Suppose that one session performs an
UPDATEusing these statements:# Session ASTART TRANSACTION;UPDATE t SET b = 5 WHERE b = 3;
Suppose also that a second session performs an
UPDATEby executing these statements following those of the first session:# Session BUPDATE t SET b = 4 WHERE b = 2;
UPDATE, it first acquires an exclusive lock for each row, and then determines whether to modify it. If
InnoDBdoes not modify the row, it releases the lock. Otherwise,
InnoDBretains the lock until the end of the transaction. This affects transaction processing as follows.
When using the default
REPEATABLE READisolation level, the first
UPDATEacquires an x-lock on each row that it reads and does not release any of them:x-lock(1,2); retain x-lockx-lock(2,3); update(2,3) to (2,5); retain x-lockx-lock(3,2); retain x-lockx-lock(4,3); update(4,3) to (4,5); retain x-lockx-lock(5,2); retain x-lockx-lock(1,2); block and wait for first UPDATE to commit or roll back
READ COMMITTEDis used instead, the first
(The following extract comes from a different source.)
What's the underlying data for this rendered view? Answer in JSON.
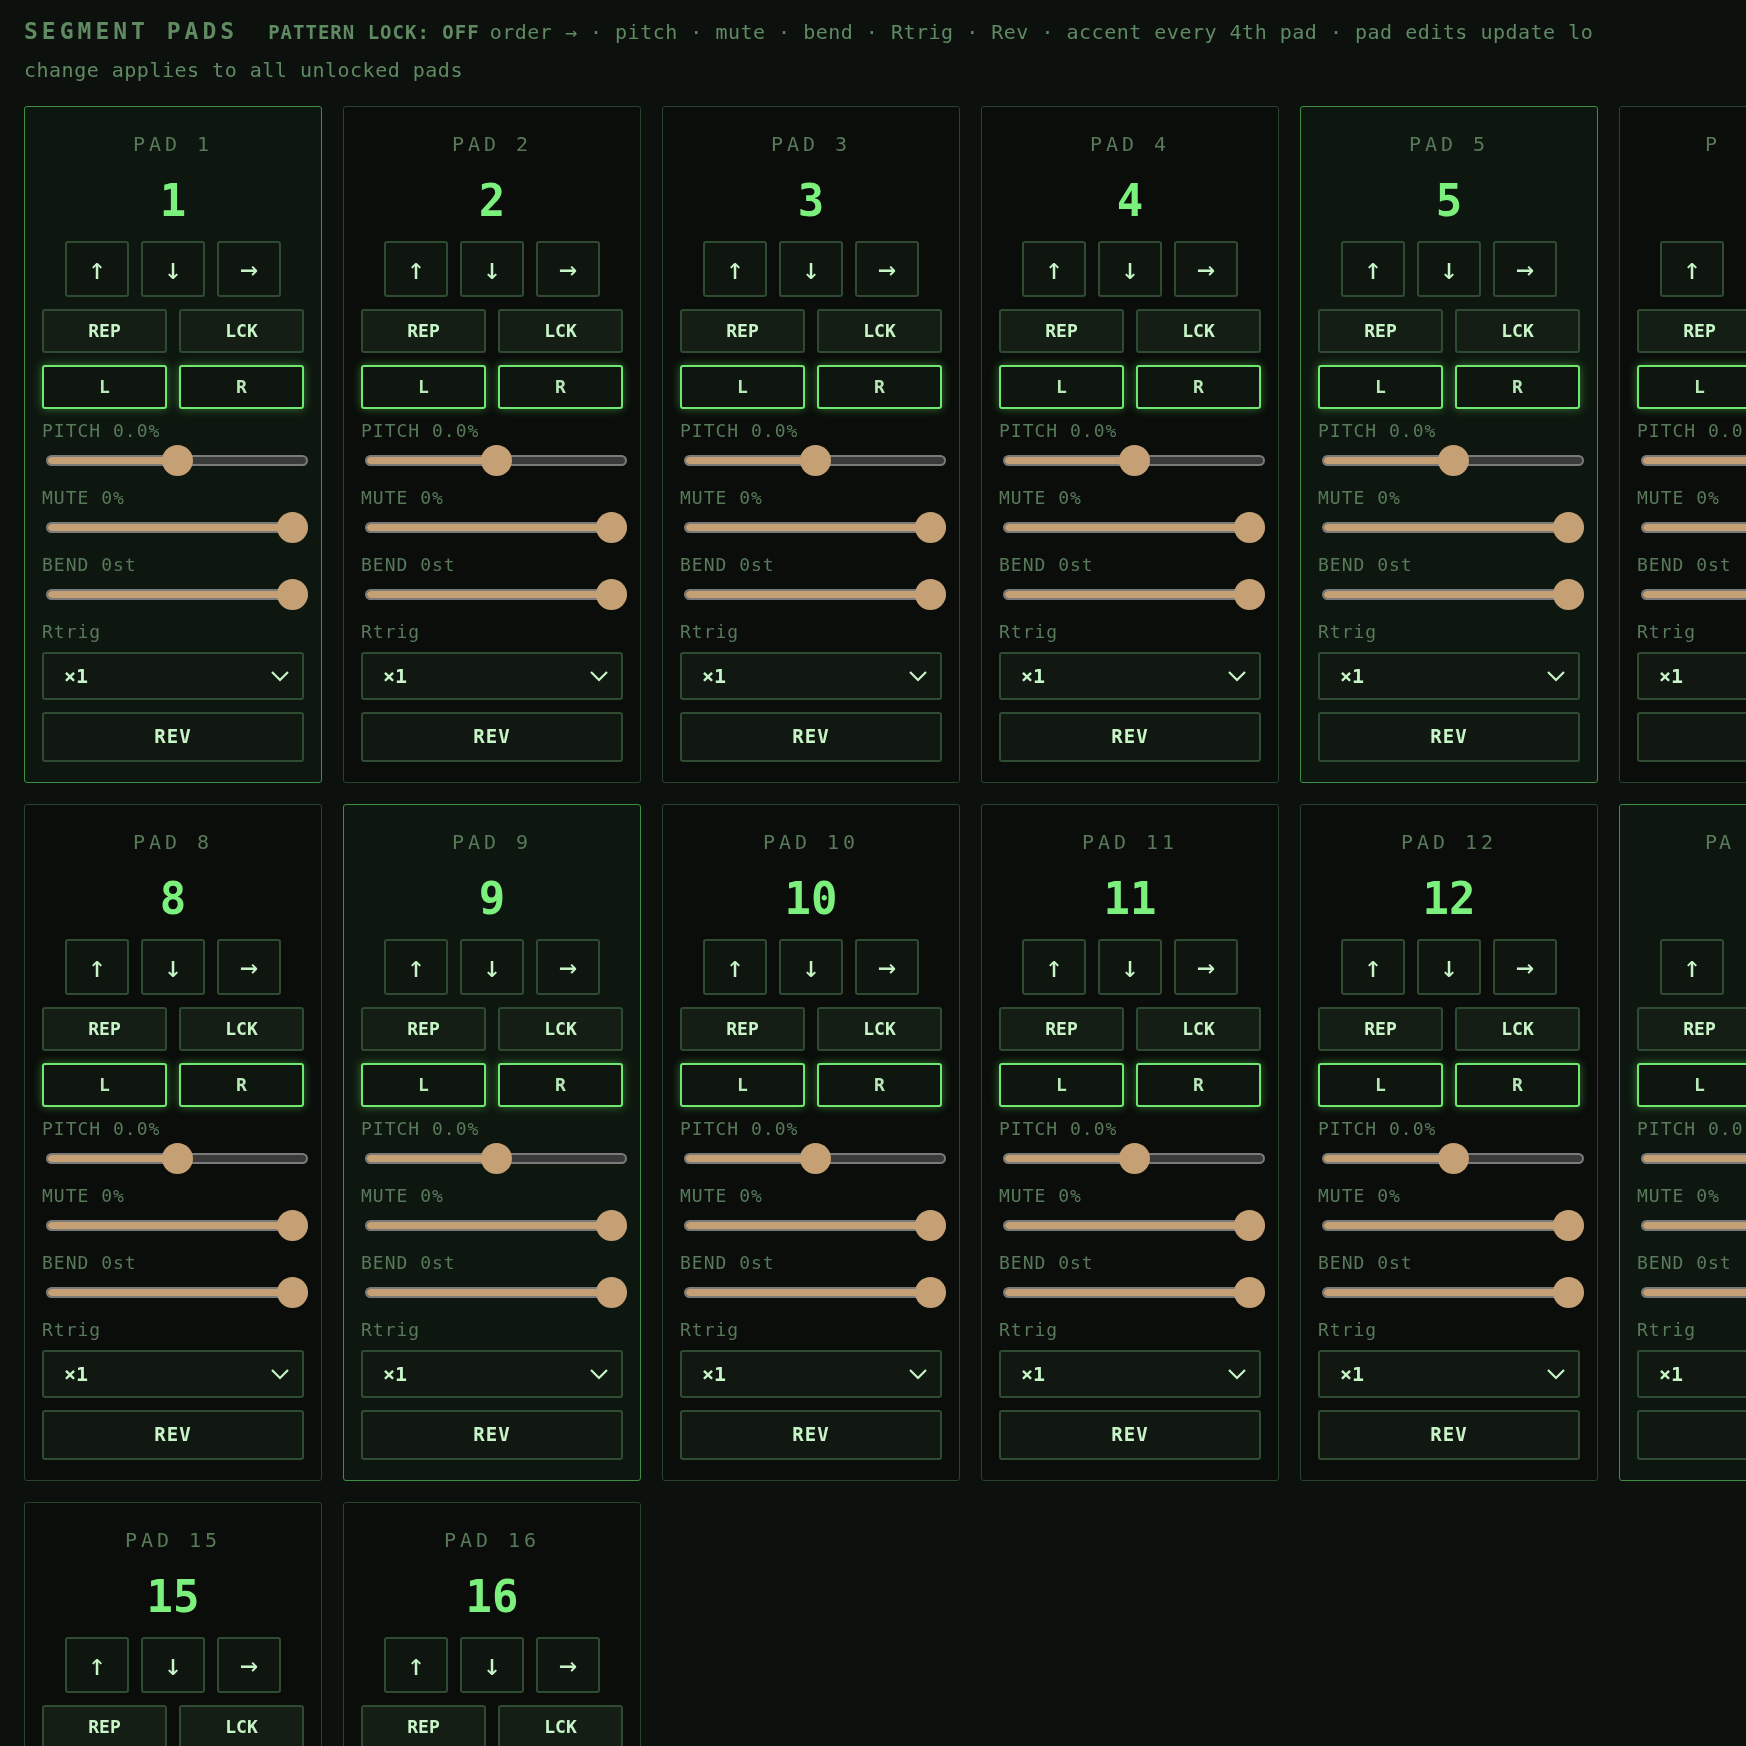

UPDATEacquires an x-lock on each row that it reads and releases those for rows that it does not modify:x-lock(1,2); unlock(1,2)x-lock(2,3); update(2,3) to (2,5); retain x-lockx-lock(3,2); unlock(3,2)x-lock(4,3); update(4,3) to (4,5); retain x-lockx-lock(5,2); unlock(5,2)
For the second
InnoDBdoes a “semi-consistent” read, returning the latest committed version of each row that it reads to MySQL so that MySQL can determine whether the row matches the
WHEREcondition of the
UPDATE:x-lock(1,2); update(1,2) to (1,4); retain x-lockx-lock(2,3); unlock(2,3)x-lock(3,2); update(3,2) to (3,4); retain x-lockx-lock(4,3); unlock(4,3)x-lock(5,2); update(5,2) to (5,4); retain x-lock
However, if the
WHEREcondition includes an indexed column, and
InnoDBuses the index, only the indexed column is considered when taking and retaining record locks. In the following example, the first
UPDATEtakes and retains an x-lock on each row where b = 2. The second
UPDATEblocks when it tries to acquire x-locks on the same records, as it also uses the index defined on column b.CREATE TABLE t (a INT NOT NULL, b INT, c INT, INDEX (b)) ENGINE = InnoDB;INSERT INTO t VALUES (1,2,3),(2,2,4);COMMIT;# Session ASTART TRANSACTION;UPDATE t SET b = 3 WHERE b = 2 AND c = 3;# Session BUPDATE t SET b = 4 WHERE b = 2 AND c = 4;
The effects of using the
READ COMMITTEDisolation level are the same as enabling the deprecated
innodb_locks_unsafe_for_binlogconfiguration option, with these exceptions:
innodb_locks_unsafe_for_binlogis a global setting and affects all sessions, whereas the isolation level can be set globally for all sessions, or individually per session.
innodb_locks_unsafe_for_binlogcan be set only at server startup, whereas the isolation level can be set at startup or changed at runtime.
READ COMMITTEDtherefore offers finer and more flexible control than
This level is like
REPEATABLE READ, but
InnoDBimplicitly converts all plain
SELECT ... FOR SHAREif
autocommitis disabled. If
autocommitis enabled, the
SELECTis its own transaction. It therefore is known to be read only and can be serialized if performed as a consistent (nonlocking) read and need not block for other transactions. (To force a plain
SELECTto block if other transactions have modified the selected rows, disable